The project additionally supported the construction of new community facilities. A renovated Boys & Girls Club building opened in 2006, and the Main South CDC established their Center for Revitalization on Main Street. Utilizing a $2.4 million Federal Highway Grant, a new bike path and retaining wall were completed in the Spring of 2015, and Clark’s athletic facility was completed in 2016.


Phase 4: Main South BCJI Project, 2014–2018

Funded by a Department of Justice grant and supported by partnerships with the Worcester Boys and Girls Club, Clark, and the Worcester Police Department (WPD), the Main South Byrne Criminal Justice Initiative (BCJI) Project comprehensively addressed the physical, social, and gang-related disorder that had persisted in the neighborhood for decades. The BCJI project was rooted in their Theory of Change, which states, “When residents feel safe and able to use public spaces, and when youth have access to recreation and resources for fun and success, it creates a positive environment where gang violence, crime, and social disorder are reduced.”

Throughout the project, Main South CDC created opportunities for community engagement. The agency implemented 45 (18 recurring) free, family-friendly events and programs in University Park. Over two years, the programs reached over 8,000 attendees, who came together to celebrate culture and access local food, fitness, and entertainment. The BCJI project additionally created two street outreach programs, the Main South Youth Corps and the Youth Outreach Workers, which empowered local youth with jobs, resources, and skills. During this period, the Boys and Girls Club increased their field activities and were able to boost local membership. A seven-week Youth-Police Dialogue Program worked to build relationships and trust between Main South youth and police officers. Subsequent surveys demonstrated increased empathy and engagement between the two groups as a result of the program. The CDC additionally continued targeted physical revitalization efforts, helping to expand affordable rental and homeownership opportunities for Main South residents and to beautify the neighborhood.

The BCJI project had a significant impact on crime and safety in the area. In addition to an overall decrease in juvenile arrests, there was a 76% decline in arrests and an 83% reduction in crime victims in University Park from the start to conclusion of the program. A door-to-door survey additionally found a 44% increase in perception of safety.


Phase 5: TDI and Commercial Corridor Revitalization, 2018–Present


Main South CDC served as a lead partner in Mass Development’s Transformative Development Initiative (TDI)’s work in the Main Street Commercial Corridor between 2018 and 2022. The TDI partnership helped to establish an organized, diverse association of local, primarily BIPOC and Latinx business owners (the Main South Business Association) to promote economic prosperity. Main South CDC provided technical and financial assistance to support the creation and growth of the MSBA and is continually working to address the needs of local businesses to recover, stabilize, and grow after the COVID-19 pandemic.

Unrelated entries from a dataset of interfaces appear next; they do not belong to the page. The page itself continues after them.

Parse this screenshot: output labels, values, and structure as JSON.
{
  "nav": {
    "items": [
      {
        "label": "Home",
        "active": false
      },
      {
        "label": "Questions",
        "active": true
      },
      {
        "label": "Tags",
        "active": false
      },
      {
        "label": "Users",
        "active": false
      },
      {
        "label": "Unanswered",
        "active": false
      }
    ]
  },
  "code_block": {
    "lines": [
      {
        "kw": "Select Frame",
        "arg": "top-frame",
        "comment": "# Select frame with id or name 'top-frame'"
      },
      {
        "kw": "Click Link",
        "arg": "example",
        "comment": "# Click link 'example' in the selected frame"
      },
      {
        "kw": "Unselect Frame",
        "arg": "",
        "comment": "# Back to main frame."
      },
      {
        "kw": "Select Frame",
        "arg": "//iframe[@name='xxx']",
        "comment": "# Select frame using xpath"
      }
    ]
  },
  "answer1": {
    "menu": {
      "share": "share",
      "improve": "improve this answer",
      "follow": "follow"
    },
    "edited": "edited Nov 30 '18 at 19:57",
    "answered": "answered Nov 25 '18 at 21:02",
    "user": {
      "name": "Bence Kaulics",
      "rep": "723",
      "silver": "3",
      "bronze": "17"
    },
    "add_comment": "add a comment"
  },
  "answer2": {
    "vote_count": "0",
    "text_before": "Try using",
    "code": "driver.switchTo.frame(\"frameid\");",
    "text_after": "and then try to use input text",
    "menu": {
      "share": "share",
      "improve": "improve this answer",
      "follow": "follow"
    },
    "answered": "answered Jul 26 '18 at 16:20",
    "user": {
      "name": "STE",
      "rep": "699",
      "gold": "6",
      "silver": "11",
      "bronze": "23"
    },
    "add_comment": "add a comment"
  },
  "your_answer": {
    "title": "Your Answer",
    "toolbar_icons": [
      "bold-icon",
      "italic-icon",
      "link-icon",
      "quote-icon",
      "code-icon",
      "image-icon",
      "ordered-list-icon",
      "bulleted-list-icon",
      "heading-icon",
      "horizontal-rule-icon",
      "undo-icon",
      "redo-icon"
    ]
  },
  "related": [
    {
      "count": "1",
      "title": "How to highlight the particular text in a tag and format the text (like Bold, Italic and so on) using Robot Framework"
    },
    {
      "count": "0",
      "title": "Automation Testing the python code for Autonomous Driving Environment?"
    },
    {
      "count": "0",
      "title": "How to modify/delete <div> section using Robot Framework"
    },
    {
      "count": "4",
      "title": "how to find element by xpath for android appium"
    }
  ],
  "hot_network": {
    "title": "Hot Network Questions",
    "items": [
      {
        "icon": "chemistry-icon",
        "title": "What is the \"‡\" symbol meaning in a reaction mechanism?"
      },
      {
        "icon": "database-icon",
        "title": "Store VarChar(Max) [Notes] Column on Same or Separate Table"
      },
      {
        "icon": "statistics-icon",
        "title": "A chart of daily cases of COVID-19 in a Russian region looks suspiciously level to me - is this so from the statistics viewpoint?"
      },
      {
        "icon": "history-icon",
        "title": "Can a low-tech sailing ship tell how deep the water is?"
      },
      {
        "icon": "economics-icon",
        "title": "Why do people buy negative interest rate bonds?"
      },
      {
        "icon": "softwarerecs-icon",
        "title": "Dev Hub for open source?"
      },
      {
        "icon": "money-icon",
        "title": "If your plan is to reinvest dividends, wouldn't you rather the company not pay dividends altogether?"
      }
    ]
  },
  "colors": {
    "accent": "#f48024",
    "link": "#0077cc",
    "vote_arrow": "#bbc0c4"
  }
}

While Mass Development has moved on to another TDI district in Worcester, Main South CDC is continuing the work that started in 2018 of making physical, economic, and social improvements to the commercial corridor. The agency is currently developing a set of affordable commercial condominiums on the vacant lot at 807 Main Street. In addition to improving the physical appearance of blighted and vacant lots on Main Street, this initiative aims to ensure economic stability and establish generational wealth for local businesses through affordable commercial ownership opportunities.

Main South CDC has additionally completed a significant new development at 92 Grand Street that offers 48 residential and 2 commercial apartments. The agency received over 1,700 applications for the 48 residential units, illustrating the continued need for the development of affordable housing.